In its letter to users, Cerebral assured them that it had “promptly disabled, reconfigured, and/or removed” its tracking technologies. It also said that it discontinued data sharing with any third parties that are unable to meet all HIPAA requirements, as well as enhanced its information security practices and technology vetting processes.

How the FTC cracked down

In the FTC’s complaint that was filed this week, the agency said that Cerebral violated its users’ privacy by letting their most sensitive mental health conditions become exposed across the Internet. The complaint also alleged that Cerebral exposed patients’ mental health diagnoses via mail as well because the startup sent users uncovered promotional postcards displaying information pertaining to their health conditions and treatments.

To remedy this, the FTC ordered Cerebral to obtain patients’ consent before sharing their data, and also imposed a first-of-its-kind restriction that bans the company from using any health data for most advertising purposes.

The FTC’s complaint also accused Cerebral of misrepresenting its cancellation policies, as well as failing to obtain users’ express informed consent before charging them. To cancel their subscription, users had to “navigate a burdensome, complex, lengthy, multi-step, and often multi-day process,” the complaint read.

In a statement posted Monday, Cerebral said it was “pleased to report” it had reached a settlement agreement with the FTC. In the statement, Cerebral did not expressly admit to wrongdoing when it came to the allegations of deceptive cancellation practices.

“As part of the resolution, Cerebral has agreed to implement enhanced consumer protection, privacy, and compliance measures to further protect the personal information of our clients, increase transparency into our data practices, and implement enhanced data security protocols and tools to allow our clients control over their privacy settings,” the startup’s statement read.

Under the FTC’s proposed order — which must be approved by the Florida District Court where it’s been filed — Cerebral is required to pay nearly $5.1 million for partial refunds for consumers who have been negatively affected by its cancellation policies. The company is also required to pay a $10 million civil penalty, which the FTC will suspend after Cerebral pays $2 million “due to the company’s inability to pay the full amount.”

What does this mean for the industry?

Ray Mina, vice president of marketing at healthcare privacy platform Freshpaint, said what surprised him the most about the FTC’s order was the fact that it included a permanent ban on using consumer data for most marketing efforts. 
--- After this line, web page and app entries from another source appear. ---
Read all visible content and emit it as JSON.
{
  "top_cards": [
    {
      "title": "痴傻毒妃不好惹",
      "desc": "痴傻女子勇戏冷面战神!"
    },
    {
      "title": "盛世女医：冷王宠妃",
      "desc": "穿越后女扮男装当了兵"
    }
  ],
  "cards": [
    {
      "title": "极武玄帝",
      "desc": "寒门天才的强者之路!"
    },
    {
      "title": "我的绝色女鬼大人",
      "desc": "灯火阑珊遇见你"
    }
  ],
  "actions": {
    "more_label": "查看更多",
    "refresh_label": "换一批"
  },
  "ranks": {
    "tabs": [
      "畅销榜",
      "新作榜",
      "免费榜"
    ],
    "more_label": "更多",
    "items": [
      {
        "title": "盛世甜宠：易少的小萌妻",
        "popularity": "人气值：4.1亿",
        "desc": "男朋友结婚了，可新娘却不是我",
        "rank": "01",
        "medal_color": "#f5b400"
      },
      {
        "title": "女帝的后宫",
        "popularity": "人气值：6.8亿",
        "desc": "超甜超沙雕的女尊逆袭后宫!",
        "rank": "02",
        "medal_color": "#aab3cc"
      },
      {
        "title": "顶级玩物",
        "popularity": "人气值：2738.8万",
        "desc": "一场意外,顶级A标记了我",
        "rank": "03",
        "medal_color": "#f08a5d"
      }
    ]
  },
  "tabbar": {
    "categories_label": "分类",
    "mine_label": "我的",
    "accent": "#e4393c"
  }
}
“Modern day marketing and advertising strategies in consumer channels require data to measure and optimize campaigns. They just won’t work without a data feedback loop. The potential of getting locked out of consumer channels is an existential risk for all healthcare marketers,” he said.

Mina added that Cerebral is not an outlier —  he said that most healthcare marketing teams are “working hard with internal legal and compliance teams” to come up with solutions to avoid class action lawsuits and punishment from regulators.

Another healthcare executive — Cecily Harris, former general counsel at Wheel and current general counsel at Atropos Health — said that the Cerebral news wasn’t necessarily surprising.

Since HHS’ Office for Civil Rights’ December 2022 bulletin on the use of online tracking technologies by HIPAA-regulated entities, many telehealth companies have been subject to compliance reviews and investigations. The OCR’s position and increased level of scrutiny into these practices have put some healthcare companies on notice, Harris explained.

“The FTC’s action here, as well as with health systems, demonstrates how serious they are about enforcing the rules when it comes to collecting consumers’ healthcare data. This action also suggests they’ll continue to investigate,” she said. “If they haven’t already, telehealth providers should work with health regulatory counsel to conduct a thorough analysis of their practices around collection and use of health data.”

Photo: gustavofrazao, Getty Images